Two and a half years ago, we moved into our house in the fall. I felt like the previous owner did a great job of cleaning up the yard and pruning, so come spring, everything was ready to go. But that meant that in the early fall, I didn’t even think about trimming the seed pods off my rose of Sharons (I’d never had one before and with this house, I have five). Last spring, there were wee little seedlings EVERYWHERE. I couldn’t figure out what they were until I realized they were only around the rose of Sharons. I could start a rose of Sharon nursery. Lesson learned! My husband made sure to lop off all those suckers this past fall so it doesn’t happen again.
Secondly, similar to Jessica, I decided to get all creative last spring and weave my own trellis from what I’m guessing were willow sticks that I had in my shed (I had bought them at IKEA for a décor assignment for a magazine years ago). So I wove them all together, secured the ends with twine and admired my handiwork. Then my sugar snap peas far exceeded my expectations. Not only was my trellis too short, one side ended up falling over from the weight! Clearly those sticks should have stuck to their decorative roles.
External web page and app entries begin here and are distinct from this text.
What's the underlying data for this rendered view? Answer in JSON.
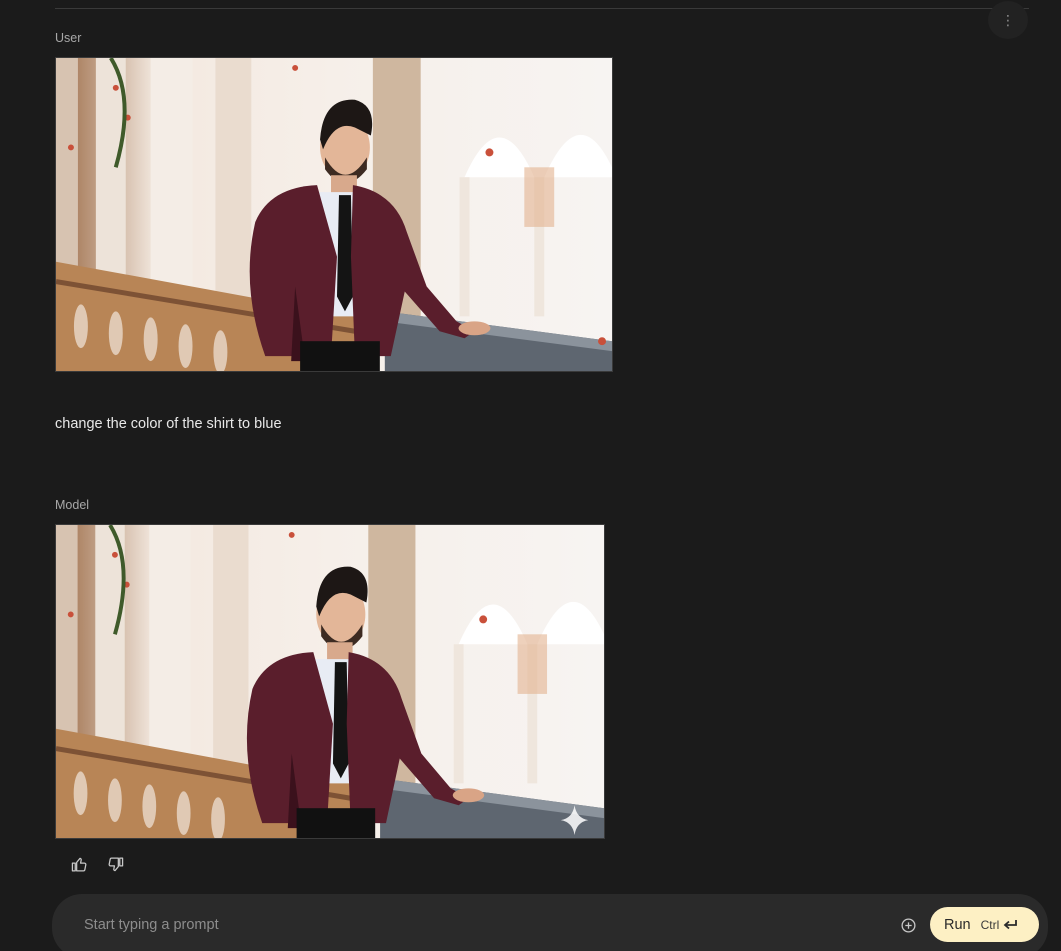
{
  "menu": {
    "icon": "more-vert-icon",
    "glyph": "⋮"
  },
  "turns": [
    {
      "role": "User",
      "image": {
        "subject": "man in burgundy blazer leaning on balcony railing"
      },
      "text": "change the color of the shirt to blue"
    },
    {
      "role": "Model",
      "image": {
        "subject": "man in burgundy blazer leaning on balcony railing"
      },
      "watermark_icon": "sparkle-icon"
    }
  ],
  "feedback": {
    "up_icon": "thumb-up-icon",
    "down_icon": "thumb-down-icon"
  },
  "composer": {
    "placeholder": "Start typing a prompt",
    "value": "",
    "add_icon": "add-circle-icon",
    "run_label": "Run",
    "run_shortcut": "Ctrl",
    "enter_icon": "enter-icon"
  },
  "colors": {
    "background": "#1b1b1b",
    "composer": "#2a2a2a",
    "run_button": "#fdf0c4",
    "blazer": "#5a1e2c"
  }
}
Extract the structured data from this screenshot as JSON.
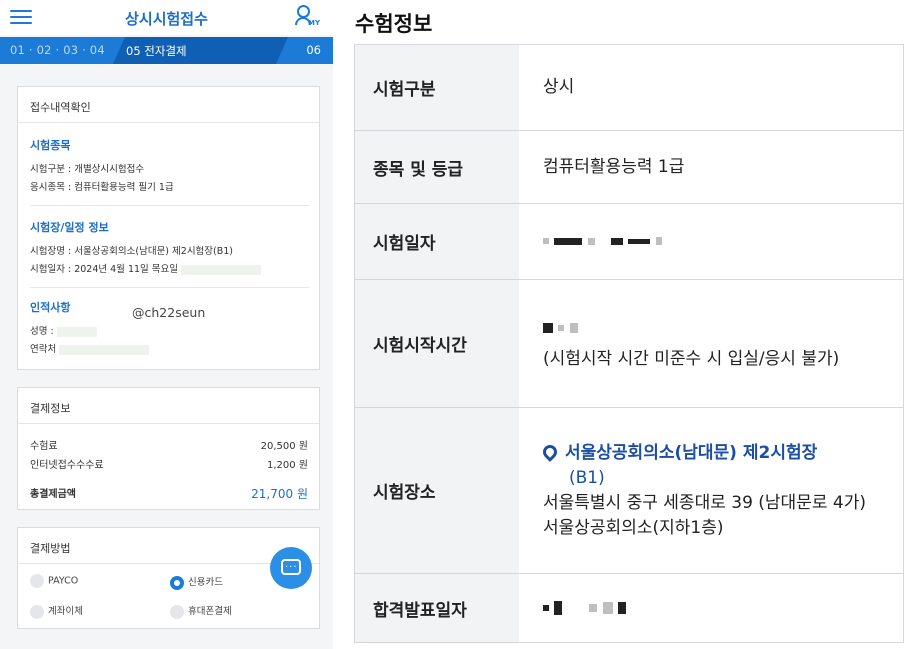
{
  "app": {
    "title": "상시시험접수",
    "my_label": "MY"
  },
  "steps": {
    "done": "01 · 02 · 03 · 04",
    "current": "05 전자결제",
    "next": "06"
  },
  "receipt": {
    "header": "접수내역확인",
    "exam_section_title": "시험종목",
    "exam_type_line": "시험구분 : 개별상시시험접수",
    "exam_item_line": "응시종목 : 컴퓨터활용능력 필기 1급",
    "venue_section_title": "시험장/일정 정보",
    "venue_line": "시험장명 : 서울상공회의소(남대문) 제2시험장(B1)",
    "date_line": "시험일자 : 2024년 4월 11일 목요일",
    "person_section_title": "인적사항",
    "name_label": "성명 :",
    "contact_label": "연락처",
    "watermark": "@ch22seun"
  },
  "payment_info": {
    "header": "결제정보",
    "fee_label": "수험료",
    "fee_value": "20,500 원",
    "online_fee_label": "인터넷접수수수료",
    "online_fee_value": "1,200 원",
    "total_label": "총결제금액",
    "total_value": "21,700 원"
  },
  "payment_method": {
    "header": "결제방법",
    "options": [
      {
        "label": "PAYCO",
        "selected": false
      },
      {
        "label": "신용카드",
        "selected": true
      },
      {
        "label": "계좌이체",
        "selected": false
      },
      {
        "label": "휴대폰결제",
        "selected": false
      }
    ]
  },
  "exam_info": {
    "title": "수험정보",
    "rows": {
      "category_label": "시험구분",
      "category_value": "상시",
      "grade_label": "종목 및 등급",
      "grade_value": "컴퓨터활용능력 1급",
      "date_label": "시험일자",
      "start_label": "시험시작시간",
      "start_note": "(시험시작 시간 미준수 시 입실/응시 불가)",
      "venue_label": "시험장소",
      "venue_name": "서울상공회의소(남대문) 제2시험장",
      "venue_floor": "(B1)",
      "venue_address": "서울특별시 중구 세종대로 39 (남대문로 4가) 서울상공회의소(지하1층)",
      "result_label": "합격발표일자"
    }
  },
  "colors": {
    "brand_blue": "#1c7bd6",
    "step_current": "#0f5fb5",
    "venue_blue": "#1c4fa3"
  }
}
I also have some plants that need some serious pruning (a couple are downright embarrassing) and a couple of yuccas that I’ll need a chainsaw to divide. But I’ll save those for another post…
Jessica says: I make lots of mistakes. Seriously. Probably more than anyone else you know. I’m good for at least a baker’s dozen every day, making me about as far from a Type A personality as a person can get. The good news is that, unlike making a left turn from the right lane, gardening mistakes are no big deal. They’re nothing more than an “educational experience”, right? Plants are forgiving. Insurance companies are not.
And so, I present to you a few of the more humorous gardening blunders I’ve committed over the years. Learn from them, my friends. For while they won’t drive your insurance rates up, avoiding them will save you time, money, and headaches.
* One year I got all fancy and decided to build a row of pea brush. You know, one of those wattle-like trellising systems built from branched twigs inserted into the soil? I made a whole 20-foot row of it. It took me three days to harvest the branches and weave them together. When it was finally complete, it was about three-feet tall, perfect for supporting spring shell peas. Except that I accidentally planted eight-foot tall snap peas there instead.
* Then there was the time I had the brilliant idea to put a handful of bone meal into every hole as I was planting 225 tulip bulbs. Later that afternoon, I found all the bulbs scattered across the lawn. And my dog’s face completely covered in mud.
* Oh, and let’s not forget what the United States Postal Service had to say about the time I planted a sweet autumn clematis at the base of our mailbox. I got a letter in the mail (imagine that!) stating that I had to remove the offending plant because it was “infested with bees” and posing a threat to the mail carrier.
And so now I make a promise. A promise to make 2014 my first mistake-free gardening season ever. I’m done making mistakes. Everything will be perfect this year. I swear.
I’ll see y’all later. I’m headed out to plant a new wisteria. I think it’s gonna look great growing up my downspout.
We could go on and on, but we don’t want to bore you (read: embarrass ourselves) any more. Even people who have been gardening their whole lives still make plenty of mistakes! Take the pressure off – think of the garden as one big experiment and don’t sweat the mistakes.